Content starts

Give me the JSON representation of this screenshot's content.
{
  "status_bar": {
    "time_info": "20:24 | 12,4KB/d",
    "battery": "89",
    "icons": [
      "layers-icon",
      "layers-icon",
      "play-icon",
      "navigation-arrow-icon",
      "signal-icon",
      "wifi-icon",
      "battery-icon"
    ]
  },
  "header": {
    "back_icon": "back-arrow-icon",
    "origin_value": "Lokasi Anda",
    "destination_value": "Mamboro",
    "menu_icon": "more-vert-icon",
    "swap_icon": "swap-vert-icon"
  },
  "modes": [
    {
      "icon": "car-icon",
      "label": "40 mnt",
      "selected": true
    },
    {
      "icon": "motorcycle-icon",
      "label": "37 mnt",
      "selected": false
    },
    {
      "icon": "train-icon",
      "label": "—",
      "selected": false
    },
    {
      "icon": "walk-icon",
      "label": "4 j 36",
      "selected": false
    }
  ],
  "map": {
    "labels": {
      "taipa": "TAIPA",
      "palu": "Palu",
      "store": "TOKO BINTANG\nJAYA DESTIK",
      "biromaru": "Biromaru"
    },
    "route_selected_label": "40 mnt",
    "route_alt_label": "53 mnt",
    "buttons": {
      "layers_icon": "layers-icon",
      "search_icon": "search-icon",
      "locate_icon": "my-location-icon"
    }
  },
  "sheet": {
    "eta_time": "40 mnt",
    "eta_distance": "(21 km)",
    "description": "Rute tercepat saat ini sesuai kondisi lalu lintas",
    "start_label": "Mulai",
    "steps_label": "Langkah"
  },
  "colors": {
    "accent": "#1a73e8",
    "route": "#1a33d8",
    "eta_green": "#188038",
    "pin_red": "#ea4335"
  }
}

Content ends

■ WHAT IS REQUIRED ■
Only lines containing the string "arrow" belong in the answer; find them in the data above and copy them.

■ SOLUTION FOR THIS TASK ■
      "navigation-arrow-icon",
    "back_icon": "back-arrow-icon",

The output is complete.